- [Problem statement]: Lines in the listing below that contain the string "screenshot" are to be found and copied.

- [Data provided]:
===
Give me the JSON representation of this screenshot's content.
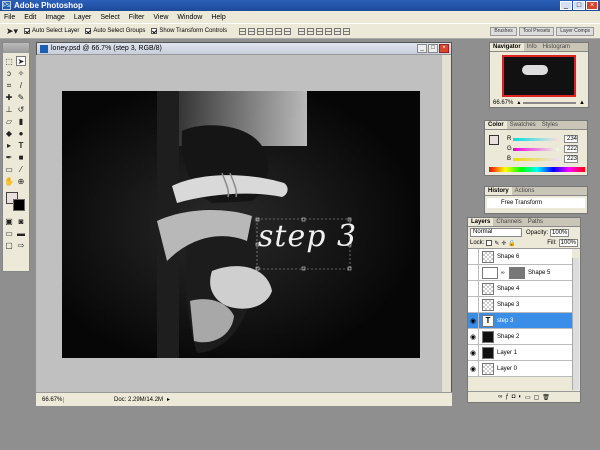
{
  "app": {
    "title": "Adobe Photoshop"
  },
  "menu": [
    "File",
    "Edit",
    "Image",
    "Layer",
    "Select",
    "Filter",
    "View",
    "Window",
    "Help"
  ],
  "options": {
    "auto_select_layer": "Auto Select Layer",
    "auto_select_groups": "Auto Select Groups",
    "show_transform_controls": "Show Transform Controls",
    "wells": [
      "Brushes",
      "Tool Presets",
      "Layer Comps"
    ]
  },
  "document": {
    "title": "loney.psd @ 66.7% (step 3, RGB/8)",
    "zoom": "66.67%",
    "doc_size": "Doc: 2.29M/14.2M",
    "canvas_text": "step 3"
  },
  "navigator": {
    "tabs": [
      "Navigator",
      "Info",
      "Histogram"
    ],
    "zoom": "66.67%"
  },
  "color_panel": {
    "tabs": [
      "Color",
      "Swatches",
      "Styles"
    ],
    "r_label": "R",
    "r_value": "234",
    "g_label": "G",
    "g_value": "222",
    "b_label": "B",
    "b_value": "223"
  },
  "history_panel": {
    "tabs": [
      "History",
      "Actions"
    ],
    "item": "Free Transform"
  },
  "layers_panel": {
    "tabs": [
      "Layers",
      "Channels",
      "Paths"
    ],
    "blend_mode": "Normal",
    "opacity_label": "Opacity:",
    "opacity_value": "100%",
    "lock_label": "Lock:",
    "fill_label": "Fill:",
    "fill_value": "100%",
    "layers": [
      {
        "name": "Shape 6",
        "visible": false,
        "thumb": "check"
      },
      {
        "name": "Shape 5",
        "visible": false,
        "thumb": "white"
      },
      {
        "name": "Shape 4",
        "visible": false,
        "thumb": "check"
      },
      {
        "name": "Shape 3",
        "visible": false,
        "thumb": "check"
      },
      {
        "name": "step 3",
        "visible": true,
        "thumb": "text",
        "selected": true
      },
      {
        "name": "Shape 2",
        "visible": true,
        "thumb": "dark"
      },
      {
        "name": "Layer 1",
        "visible": true,
        "thumb": "dark"
      },
      {
        "name": "Layer 0",
        "visible": true,
        "thumb": "check"
      }
    ],
    "text_thumb_glyph": "T"
  }
}
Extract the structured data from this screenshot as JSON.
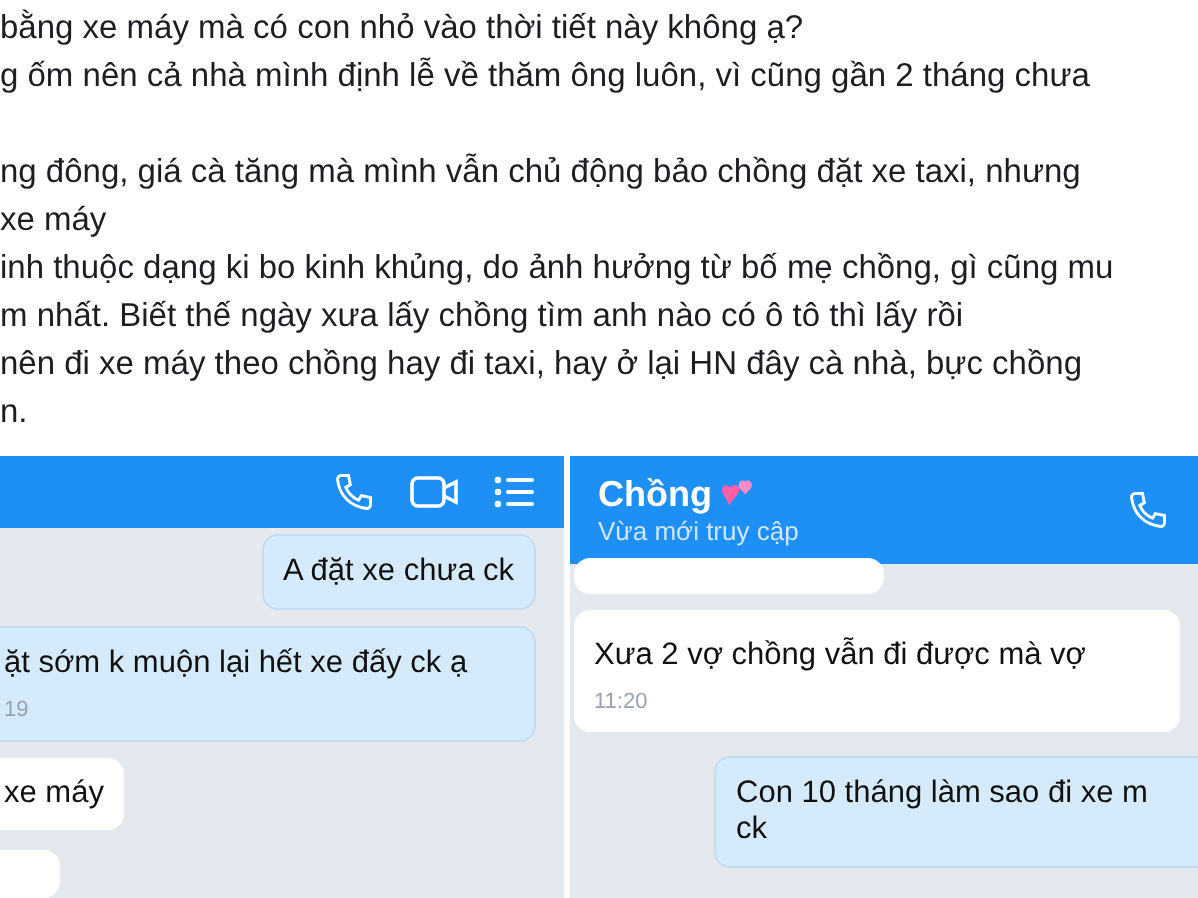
{
  "post": {
    "lines": [
      "bằng xe máy mà có con nhỏ vào thời tiết này không ạ?",
      "g ốm nên cả nhà mình định lễ về thăm ông luôn, vì cũng gần 2 tháng chưa",
      "ng đông, giá cà tăng mà mình vẫn chủ động bảo chồng đặt xe taxi, nhưng",
      "xe máy",
      "inh thuộc dạng ki bo kinh khủng, do ảnh hưởng từ bố mẹ chồng, gì cũng mu",
      "m nhất. Biết thế ngày xưa lấy chồng tìm anh nào có ô tô thì lấy rồi",
      "nên đi xe máy theo chồng hay đi taxi, hay ở lại HN đây cà nhà, bực chồng",
      "n."
    ]
  },
  "chats": [
    {
      "header": {
        "buttons": [
          {
            "kind": "call"
          },
          {
            "kind": "video"
          },
          {
            "kind": "menu"
          }
        ]
      },
      "messages": [
        {
          "kind": "sent",
          "text": "A đặt xe chưa ck"
        },
        {
          "kind": "sent",
          "text": "ặt sớm k muộn lại hết xe đấy ck ạ",
          "time": "19"
        },
        {
          "kind": "received",
          "text": "xe máy"
        },
        {
          "kind": "received"
        }
      ]
    },
    {
      "header": {
        "title": "Chồng",
        "subtitle": "Vừa mới truy cập",
        "buttons": [
          {
            "kind": "call"
          }
        ]
      },
      "messages": [
        {
          "kind": "received"
        },
        {
          "kind": "received",
          "text": "Xưa 2 vợ chồng vẫn đi được mà vợ",
          "time": "11:20"
        },
        {
          "kind": "sent",
          "text": "Con 10 tháng làm sao đi xe m\nck"
        }
      ]
    }
  ]
}
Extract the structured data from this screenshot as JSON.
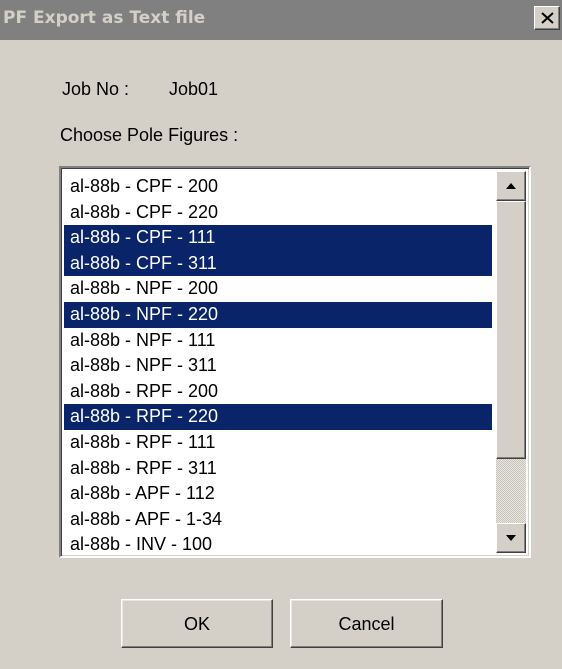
{
  "window": {
    "title": "PF Export as Text file"
  },
  "job": {
    "label": "Job No :",
    "value": "Job01"
  },
  "choose_label": "Choose Pole Figures :",
  "pole_figures": [
    {
      "label": "al-88b - CPF - 200",
      "selected": false
    },
    {
      "label": "al-88b - CPF - 220",
      "selected": false
    },
    {
      "label": "al-88b - CPF - 111",
      "selected": true
    },
    {
      "label": "al-88b - CPF - 311",
      "selected": true
    },
    {
      "label": "al-88b - NPF - 200",
      "selected": false
    },
    {
      "label": "al-88b - NPF - 220",
      "selected": true
    },
    {
      "label": "al-88b - NPF - 111",
      "selected": false
    },
    {
      "label": "al-88b - NPF - 311",
      "selected": false
    },
    {
      "label": "al-88b - RPF - 200",
      "selected": false
    },
    {
      "label": "al-88b - RPF - 220",
      "selected": true
    },
    {
      "label": "al-88b - RPF - 111",
      "selected": false
    },
    {
      "label": "al-88b - RPF - 311",
      "selected": false
    },
    {
      "label": "al-88b - APF - 112",
      "selected": false
    },
    {
      "label": "al-88b - APF - 1-34",
      "selected": false
    },
    {
      "label": "al-88b - INV - 100",
      "selected": false
    }
  ],
  "buttons": {
    "ok": "OK",
    "cancel": "Cancel"
  },
  "icons": {
    "close": "close-icon",
    "scroll_up": "arrow-up-icon",
    "scroll_down": "arrow-down-icon"
  },
  "colors": {
    "selection": "#0a246a",
    "dialog_face": "#d4d0c8",
    "titlebar_inactive": "#808080"
  }
}
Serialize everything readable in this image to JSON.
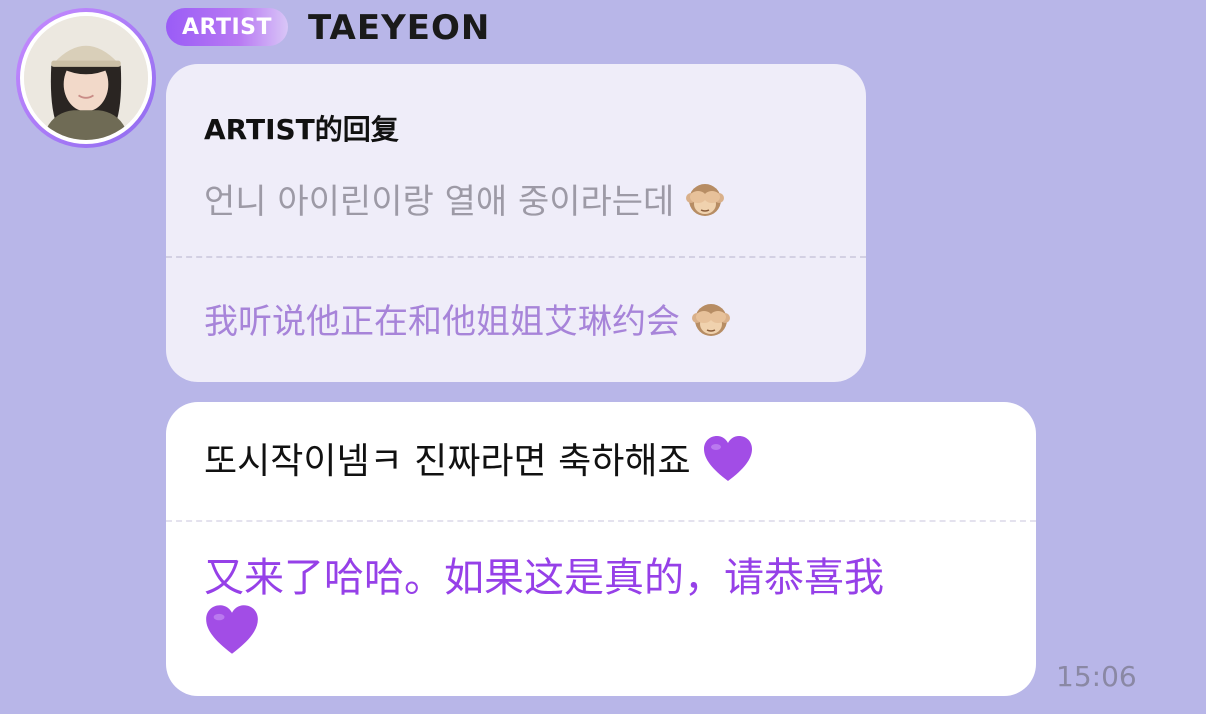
{
  "header": {
    "badge": "ARTIST",
    "name": "TAEYEON"
  },
  "avatar": {
    "icon": "profile-photo-icon"
  },
  "reply": {
    "title": "ARTIST的回复",
    "original": "언니 아이린이랑 열애 중이라는데",
    "translation": "我听说他正在和他姐姐艾琳约会",
    "emoji": "see-no-evil-monkey-icon"
  },
  "message": {
    "original": "또시작이넴ㅋ 진짜라면 축하해죠",
    "translation": "又来了哈哈。如果这是真的，请恭喜我",
    "emoji": "purple-heart-icon"
  },
  "time": "15:06",
  "colors": {
    "background": "#b8b6e8",
    "reply_bubble": "#efedf9",
    "message_bubble": "#ffffff",
    "reply_translation": "#a784d9",
    "message_translation": "#9640e8",
    "badge_start": "#9a5cf6"
  }
}
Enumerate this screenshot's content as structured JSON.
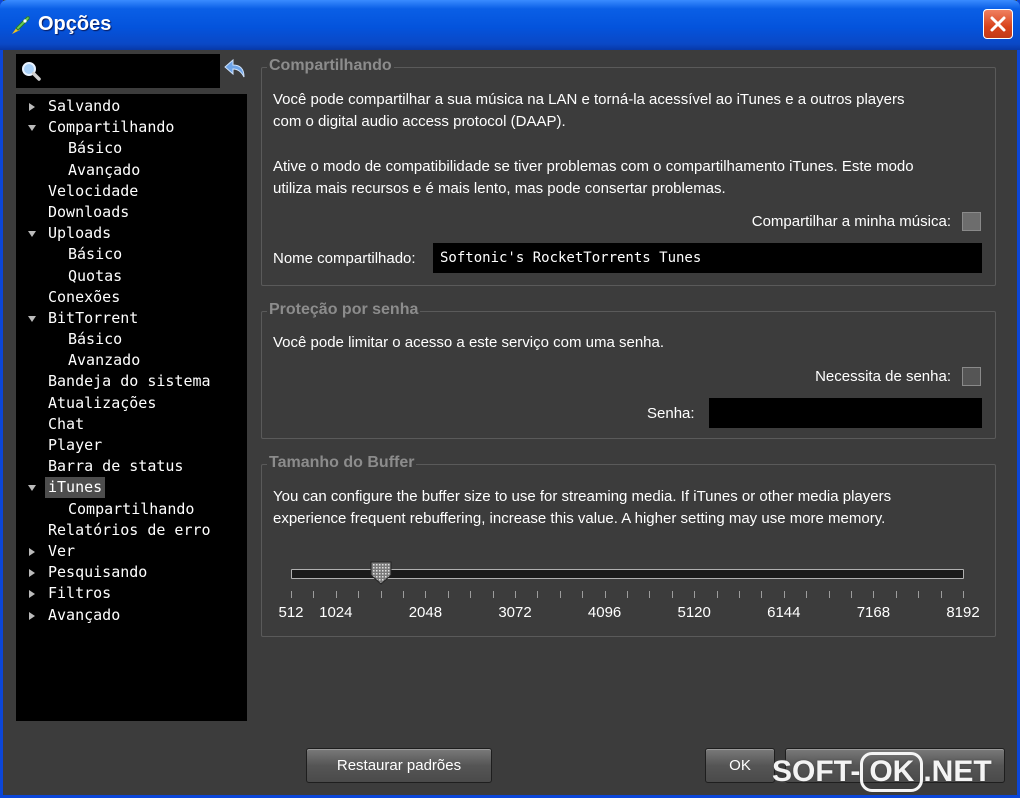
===
- [Result for this exercise]:
Give me the JSON representation of this screenshot's content.
Extract the structured data from this screenshot as JSON.
Extract the structured data from this screenshot as JSON.
Enumerate this screenshot's content as structured JSON.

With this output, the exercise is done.